---- Record set

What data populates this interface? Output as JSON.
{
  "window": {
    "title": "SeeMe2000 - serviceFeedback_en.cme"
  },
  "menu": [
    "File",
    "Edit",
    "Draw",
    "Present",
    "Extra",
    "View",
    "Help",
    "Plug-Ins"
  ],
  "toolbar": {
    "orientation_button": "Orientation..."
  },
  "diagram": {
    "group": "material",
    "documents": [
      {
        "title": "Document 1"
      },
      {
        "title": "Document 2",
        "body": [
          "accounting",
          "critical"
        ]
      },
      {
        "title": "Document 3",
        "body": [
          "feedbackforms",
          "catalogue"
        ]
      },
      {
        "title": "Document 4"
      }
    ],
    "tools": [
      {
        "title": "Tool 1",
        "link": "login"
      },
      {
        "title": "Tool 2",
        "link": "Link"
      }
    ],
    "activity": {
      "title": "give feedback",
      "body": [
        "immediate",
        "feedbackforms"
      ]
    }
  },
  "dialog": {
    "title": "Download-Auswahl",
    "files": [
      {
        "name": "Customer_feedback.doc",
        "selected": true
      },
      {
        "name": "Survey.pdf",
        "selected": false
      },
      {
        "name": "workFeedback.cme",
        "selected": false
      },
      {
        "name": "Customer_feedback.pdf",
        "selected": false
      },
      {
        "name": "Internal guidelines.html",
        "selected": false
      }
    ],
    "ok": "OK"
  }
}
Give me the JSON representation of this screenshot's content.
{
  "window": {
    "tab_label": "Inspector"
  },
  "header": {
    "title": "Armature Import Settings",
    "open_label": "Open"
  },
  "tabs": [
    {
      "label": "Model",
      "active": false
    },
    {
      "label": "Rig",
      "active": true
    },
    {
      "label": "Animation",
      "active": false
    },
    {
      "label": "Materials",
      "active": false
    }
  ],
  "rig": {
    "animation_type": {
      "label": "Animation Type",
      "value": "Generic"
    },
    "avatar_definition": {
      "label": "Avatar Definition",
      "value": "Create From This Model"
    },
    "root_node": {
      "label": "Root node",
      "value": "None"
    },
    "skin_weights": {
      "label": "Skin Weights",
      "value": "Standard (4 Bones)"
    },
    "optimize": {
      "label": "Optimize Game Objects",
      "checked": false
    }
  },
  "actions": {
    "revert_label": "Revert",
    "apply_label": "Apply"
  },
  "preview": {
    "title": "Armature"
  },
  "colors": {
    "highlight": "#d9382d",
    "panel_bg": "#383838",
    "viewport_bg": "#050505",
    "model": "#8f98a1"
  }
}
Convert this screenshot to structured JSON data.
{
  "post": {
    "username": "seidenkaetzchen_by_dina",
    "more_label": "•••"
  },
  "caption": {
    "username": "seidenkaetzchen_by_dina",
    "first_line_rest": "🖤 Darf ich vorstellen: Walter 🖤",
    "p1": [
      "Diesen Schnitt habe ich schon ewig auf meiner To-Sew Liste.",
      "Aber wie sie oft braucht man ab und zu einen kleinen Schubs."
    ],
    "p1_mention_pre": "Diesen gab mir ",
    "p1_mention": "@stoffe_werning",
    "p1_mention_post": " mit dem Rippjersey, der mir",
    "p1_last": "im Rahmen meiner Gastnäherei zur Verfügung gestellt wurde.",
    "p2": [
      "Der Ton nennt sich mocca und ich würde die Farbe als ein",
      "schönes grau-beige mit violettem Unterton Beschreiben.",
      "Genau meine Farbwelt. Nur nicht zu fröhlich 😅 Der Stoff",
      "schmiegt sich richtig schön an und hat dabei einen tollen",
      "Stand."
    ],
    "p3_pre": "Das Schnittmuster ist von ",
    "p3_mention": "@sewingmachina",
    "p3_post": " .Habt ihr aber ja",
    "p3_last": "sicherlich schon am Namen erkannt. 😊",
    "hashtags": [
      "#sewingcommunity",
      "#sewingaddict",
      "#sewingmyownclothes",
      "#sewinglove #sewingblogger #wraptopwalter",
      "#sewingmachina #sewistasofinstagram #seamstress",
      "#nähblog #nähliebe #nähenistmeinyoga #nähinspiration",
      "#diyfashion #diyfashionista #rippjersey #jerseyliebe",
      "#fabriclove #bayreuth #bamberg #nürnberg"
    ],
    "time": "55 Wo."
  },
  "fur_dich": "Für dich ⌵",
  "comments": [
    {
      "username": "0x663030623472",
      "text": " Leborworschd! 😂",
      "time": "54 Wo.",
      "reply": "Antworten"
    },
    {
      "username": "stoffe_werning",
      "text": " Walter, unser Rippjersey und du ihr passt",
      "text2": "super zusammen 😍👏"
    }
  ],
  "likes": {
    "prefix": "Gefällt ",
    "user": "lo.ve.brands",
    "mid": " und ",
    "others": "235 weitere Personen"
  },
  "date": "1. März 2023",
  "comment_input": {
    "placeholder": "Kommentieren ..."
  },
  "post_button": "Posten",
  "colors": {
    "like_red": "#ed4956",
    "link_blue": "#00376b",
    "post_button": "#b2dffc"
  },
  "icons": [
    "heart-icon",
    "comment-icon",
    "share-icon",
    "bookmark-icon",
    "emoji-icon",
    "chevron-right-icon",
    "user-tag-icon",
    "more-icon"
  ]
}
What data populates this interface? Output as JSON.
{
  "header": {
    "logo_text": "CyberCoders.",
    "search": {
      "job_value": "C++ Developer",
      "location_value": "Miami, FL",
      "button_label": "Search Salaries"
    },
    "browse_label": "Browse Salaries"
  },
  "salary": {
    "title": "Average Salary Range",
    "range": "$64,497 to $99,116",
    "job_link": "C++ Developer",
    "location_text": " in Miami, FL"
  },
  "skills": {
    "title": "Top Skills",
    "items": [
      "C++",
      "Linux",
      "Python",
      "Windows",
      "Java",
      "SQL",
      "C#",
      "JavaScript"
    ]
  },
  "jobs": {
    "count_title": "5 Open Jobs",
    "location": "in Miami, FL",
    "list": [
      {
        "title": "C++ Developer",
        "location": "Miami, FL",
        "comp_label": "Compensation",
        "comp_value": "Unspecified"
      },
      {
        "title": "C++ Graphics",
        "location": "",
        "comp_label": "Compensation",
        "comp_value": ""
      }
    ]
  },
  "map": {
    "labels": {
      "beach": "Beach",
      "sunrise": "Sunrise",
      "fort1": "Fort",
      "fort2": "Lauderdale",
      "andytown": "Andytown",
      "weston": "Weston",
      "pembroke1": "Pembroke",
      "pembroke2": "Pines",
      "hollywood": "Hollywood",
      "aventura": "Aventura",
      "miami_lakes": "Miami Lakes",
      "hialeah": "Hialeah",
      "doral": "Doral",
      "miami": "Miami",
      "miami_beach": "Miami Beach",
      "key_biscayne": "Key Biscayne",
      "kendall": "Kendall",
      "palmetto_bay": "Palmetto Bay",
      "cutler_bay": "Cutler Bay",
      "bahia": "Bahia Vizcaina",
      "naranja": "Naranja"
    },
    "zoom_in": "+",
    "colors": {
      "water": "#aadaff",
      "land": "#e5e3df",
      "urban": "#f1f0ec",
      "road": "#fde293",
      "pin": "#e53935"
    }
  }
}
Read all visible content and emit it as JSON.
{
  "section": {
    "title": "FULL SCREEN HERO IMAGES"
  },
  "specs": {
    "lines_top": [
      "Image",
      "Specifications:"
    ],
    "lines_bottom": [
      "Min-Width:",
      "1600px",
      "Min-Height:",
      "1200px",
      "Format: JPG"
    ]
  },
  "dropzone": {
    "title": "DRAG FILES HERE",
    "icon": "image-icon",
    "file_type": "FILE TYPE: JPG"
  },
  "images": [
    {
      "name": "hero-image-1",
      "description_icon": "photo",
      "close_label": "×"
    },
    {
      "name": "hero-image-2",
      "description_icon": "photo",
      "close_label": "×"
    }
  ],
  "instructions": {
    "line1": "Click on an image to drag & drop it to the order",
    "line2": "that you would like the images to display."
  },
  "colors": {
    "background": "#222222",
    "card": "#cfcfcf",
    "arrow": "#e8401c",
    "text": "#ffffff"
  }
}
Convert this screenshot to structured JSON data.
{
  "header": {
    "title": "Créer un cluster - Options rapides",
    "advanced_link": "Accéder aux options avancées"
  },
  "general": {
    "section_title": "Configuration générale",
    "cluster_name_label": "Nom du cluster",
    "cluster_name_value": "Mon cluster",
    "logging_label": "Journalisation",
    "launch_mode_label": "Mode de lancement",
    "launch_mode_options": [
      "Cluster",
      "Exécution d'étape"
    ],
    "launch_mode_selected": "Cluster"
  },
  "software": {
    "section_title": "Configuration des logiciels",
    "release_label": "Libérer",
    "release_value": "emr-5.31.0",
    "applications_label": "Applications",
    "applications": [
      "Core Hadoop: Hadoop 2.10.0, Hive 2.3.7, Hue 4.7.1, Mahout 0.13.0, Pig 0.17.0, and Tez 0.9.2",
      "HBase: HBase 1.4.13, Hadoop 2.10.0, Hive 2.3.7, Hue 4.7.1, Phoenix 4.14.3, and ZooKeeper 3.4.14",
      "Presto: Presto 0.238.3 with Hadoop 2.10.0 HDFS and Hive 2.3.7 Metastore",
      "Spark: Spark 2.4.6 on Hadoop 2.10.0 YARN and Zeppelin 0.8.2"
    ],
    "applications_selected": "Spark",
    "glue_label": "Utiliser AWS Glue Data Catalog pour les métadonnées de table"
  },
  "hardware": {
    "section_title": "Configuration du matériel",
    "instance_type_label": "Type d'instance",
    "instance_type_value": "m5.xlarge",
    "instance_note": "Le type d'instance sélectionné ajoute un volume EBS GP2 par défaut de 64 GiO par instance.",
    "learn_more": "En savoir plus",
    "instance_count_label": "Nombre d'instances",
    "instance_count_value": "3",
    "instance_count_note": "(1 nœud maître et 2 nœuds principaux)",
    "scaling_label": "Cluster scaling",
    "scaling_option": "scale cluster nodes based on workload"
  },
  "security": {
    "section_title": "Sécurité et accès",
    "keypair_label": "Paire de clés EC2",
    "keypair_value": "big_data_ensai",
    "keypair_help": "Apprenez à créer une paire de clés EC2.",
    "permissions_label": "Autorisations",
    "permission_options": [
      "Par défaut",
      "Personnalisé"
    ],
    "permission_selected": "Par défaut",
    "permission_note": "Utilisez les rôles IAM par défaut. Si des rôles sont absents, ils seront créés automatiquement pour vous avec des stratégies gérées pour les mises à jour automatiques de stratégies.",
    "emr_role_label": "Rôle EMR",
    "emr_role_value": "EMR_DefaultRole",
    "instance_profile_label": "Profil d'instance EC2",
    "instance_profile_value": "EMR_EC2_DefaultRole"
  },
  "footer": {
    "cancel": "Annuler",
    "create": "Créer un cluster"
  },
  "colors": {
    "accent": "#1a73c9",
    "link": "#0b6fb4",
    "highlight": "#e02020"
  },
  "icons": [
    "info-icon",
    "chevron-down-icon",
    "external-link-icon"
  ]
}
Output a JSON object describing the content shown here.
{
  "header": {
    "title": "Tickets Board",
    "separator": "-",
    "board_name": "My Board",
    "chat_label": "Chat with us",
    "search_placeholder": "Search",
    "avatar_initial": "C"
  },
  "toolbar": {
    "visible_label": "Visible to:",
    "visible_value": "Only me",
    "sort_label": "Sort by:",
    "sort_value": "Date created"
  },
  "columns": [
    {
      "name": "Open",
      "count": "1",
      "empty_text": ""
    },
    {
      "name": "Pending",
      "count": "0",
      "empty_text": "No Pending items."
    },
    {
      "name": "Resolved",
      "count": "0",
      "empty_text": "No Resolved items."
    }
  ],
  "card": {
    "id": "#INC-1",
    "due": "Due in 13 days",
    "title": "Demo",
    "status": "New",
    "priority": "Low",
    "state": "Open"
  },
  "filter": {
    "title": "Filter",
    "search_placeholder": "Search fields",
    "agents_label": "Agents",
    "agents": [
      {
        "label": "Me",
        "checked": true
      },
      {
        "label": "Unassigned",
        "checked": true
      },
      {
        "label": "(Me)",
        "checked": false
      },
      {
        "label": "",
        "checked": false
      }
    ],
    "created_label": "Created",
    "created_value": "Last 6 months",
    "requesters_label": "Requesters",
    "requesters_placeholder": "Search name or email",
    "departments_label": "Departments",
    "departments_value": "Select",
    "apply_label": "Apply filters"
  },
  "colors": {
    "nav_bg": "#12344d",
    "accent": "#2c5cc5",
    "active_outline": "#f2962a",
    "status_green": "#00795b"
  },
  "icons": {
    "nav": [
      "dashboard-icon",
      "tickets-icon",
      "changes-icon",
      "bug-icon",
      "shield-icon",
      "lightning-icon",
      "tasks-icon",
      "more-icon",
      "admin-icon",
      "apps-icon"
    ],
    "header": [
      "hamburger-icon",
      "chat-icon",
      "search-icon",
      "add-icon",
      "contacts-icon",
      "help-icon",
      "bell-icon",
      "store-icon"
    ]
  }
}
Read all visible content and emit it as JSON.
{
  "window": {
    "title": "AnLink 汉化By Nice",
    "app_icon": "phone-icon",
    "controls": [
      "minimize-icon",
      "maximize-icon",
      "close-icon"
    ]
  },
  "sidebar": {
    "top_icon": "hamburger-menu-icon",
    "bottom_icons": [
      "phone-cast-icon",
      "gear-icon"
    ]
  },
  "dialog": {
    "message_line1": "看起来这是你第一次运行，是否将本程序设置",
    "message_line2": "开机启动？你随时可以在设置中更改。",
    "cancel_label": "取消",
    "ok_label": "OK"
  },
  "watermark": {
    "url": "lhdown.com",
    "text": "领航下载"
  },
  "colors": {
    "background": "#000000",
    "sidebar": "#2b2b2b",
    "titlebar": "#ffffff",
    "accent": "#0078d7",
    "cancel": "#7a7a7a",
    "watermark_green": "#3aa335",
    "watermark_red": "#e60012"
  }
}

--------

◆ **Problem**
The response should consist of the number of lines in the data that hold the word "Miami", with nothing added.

◆ **Answer to the problem**
7